Having played seven rounds and 112 holes of competitive golf en route to his WGC-Dell Technologies Match Play win last week, Dustin Johnson has withdrawn from the Shell Houston Open and followed the likes of Rory McIlroy in using rest as his preparation method for next week’s Masters.
The world-number-one, who now has three wins in his last three starts, says that his preparation for the year’s first major would be best benefited by ‘much-needed’ rest for his mind and body.
Johnson’s final opponent last week, Jon Rahm, has not elected the same strategy. Rahm too played seven competitive rounds, and 108 holes, throughout the tournament but will still tee it up in Houston this week. In stark contrast, McIlroy only played 36 holes at Austin Country Club yet believes rest will prove most fruitful for him.

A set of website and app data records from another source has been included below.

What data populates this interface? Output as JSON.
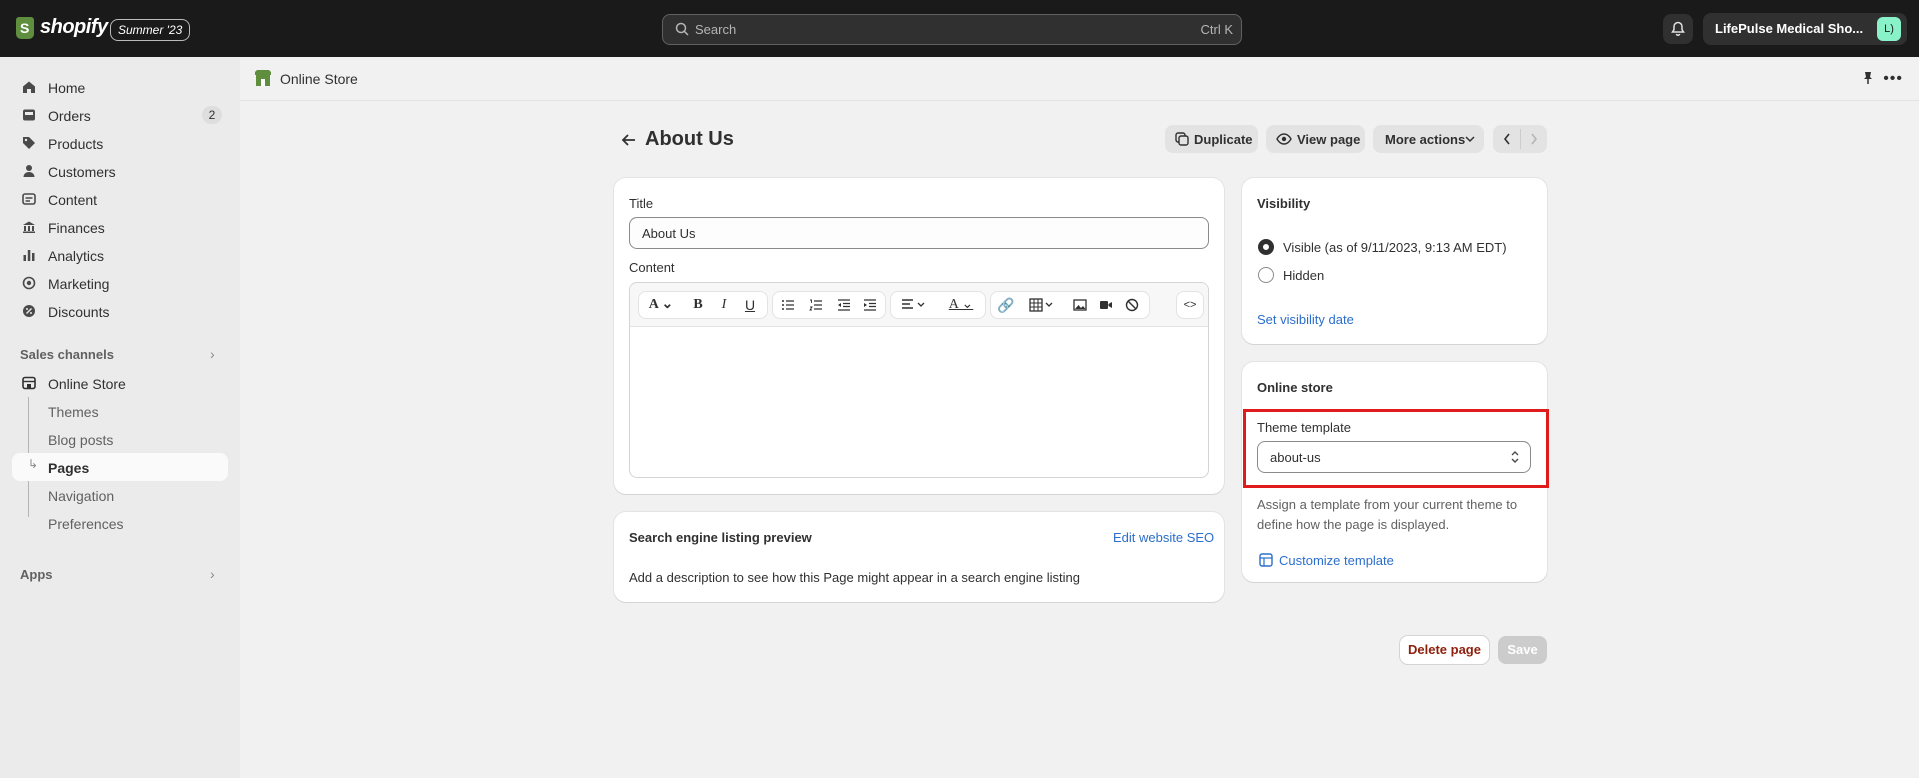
{
  "topbar": {
    "brand": "shopify",
    "edition": "Summer '23",
    "search_placeholder": "Search",
    "search_shortcut": "Ctrl K",
    "store_name": "LifePulse Medical Sho...",
    "avatar_initials": "L)"
  },
  "sidebar": {
    "items": [
      {
        "label": "Home",
        "icon": "home-icon"
      },
      {
        "label": "Orders",
        "icon": "orders-icon",
        "count": "2"
      },
      {
        "label": "Products",
        "icon": "tag-icon"
      },
      {
        "label": "Customers",
        "icon": "person-icon"
      },
      {
        "label": "Content",
        "icon": "content-icon"
      },
      {
        "label": "Finances",
        "icon": "bank-icon"
      },
      {
        "label": "Analytics",
        "icon": "bar-chart-icon"
      },
      {
        "label": "Marketing",
        "icon": "target-icon"
      },
      {
        "label": "Discounts",
        "icon": "discount-icon"
      }
    ],
    "sales_channels_label": "Sales channels",
    "online_store_label": "Online Store",
    "sub_items": [
      "Themes",
      "Blog posts",
      "Pages",
      "Navigation",
      "Preferences"
    ],
    "apps_label": "Apps"
  },
  "breadcrumb": {
    "label": "Online Store"
  },
  "page": {
    "title": "About Us",
    "actions": {
      "duplicate": "Duplicate",
      "view_page": "View page",
      "more_actions": "More actions"
    }
  },
  "main_card": {
    "title_label": "Title",
    "title_value": "About Us",
    "content_label": "Content"
  },
  "seo_card": {
    "heading": "Search engine listing preview",
    "edit_link": "Edit website SEO",
    "description": "Add a description to see how this Page might appear in a search engine listing"
  },
  "visibility_card": {
    "heading": "Visibility",
    "visible_label": "Visible (as of 9/11/2023, 9:13 AM EDT)",
    "hidden_label": "Hidden",
    "set_date_link": "Set visibility date",
    "selected": "visible"
  },
  "online_store_card": {
    "heading": "Online store",
    "template_label": "Theme template",
    "template_value": "about-us",
    "help_text": "Assign a template from your current theme to define how the page is displayed.",
    "customize_link": "Customize template"
  },
  "footer": {
    "delete_label": "Delete page",
    "save_label": "Save"
  },
  "colors": {
    "topbar": "#1a1a1a",
    "link": "#2c6ecb",
    "highlight": "#e01b1b",
    "danger_text": "#8e1f0b"
  }
}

With Johnson in seemingly unstoppable form, the 32-year-old would have headed into the Shell Houston Open as a hot favourite; but he was only one of five of the world’s top 10 playing at the Golf Club of Houston this week. Jordan Spieth, Henrik Stenson, Adam Scott and Rickie Fowler are all still opting to play. Spieth and Fowler have both had wins in the past two months, but both have also fell short of the top 10 in every outing since. There’s been no win, and only seven top 10s, in the past 23 starts for Scott, whilst it’s been a mixed bag for Stenson who has seven top 10s, including three second places, a missed cut and a withdrawal in just his last nine starts.
A further four from within the world’s top 20 – Rahm, Patrick Reed, Justin Rose and Phil Mickelson – will use the event this week as a foot-finder for next week’s Masters. Scott (2007) and Mickelson (2011) are the only aforementioned to have won here but Stenson – twice, including last year – and Spieth do have runner-up finishes to show for their efforts.
Jim Herman took a one-shot victory over Stenson last year with a final round 68 for his maiden PGA Tour victory aged 38; a fairytale on his return from a hiatus from Tour golf to hone his skills as a teaching professional. Scott, Mickelson, J.B. Holmes, Matt Jones, Hunter Mahan, Johnson Wagner and two-time winner Stuart Appleby will join Herman as returning past winners.
Whilst the Shell Houston Open may offer needed groundwork for the Masters for some players, the damning stat is that only two winners of this event have gone on to finish in the top 15 at the Masters the following week.
The Golf Club of Houston, a just-under 7500 yard par 72, continues as host as it has done since 2003. Continuity does end this year, though, as Shell has withdrawn its sponsorship for next year onwards and so, for the first time since 1992, the event will take a new name next year.
Some players have opted for rest ahead of the Masters. Some players have opted for tournament practice. But for some, who currently aren’t attending Augusta National, the Shell Houston Open offers a final chance to earn a Masters invitation with a win.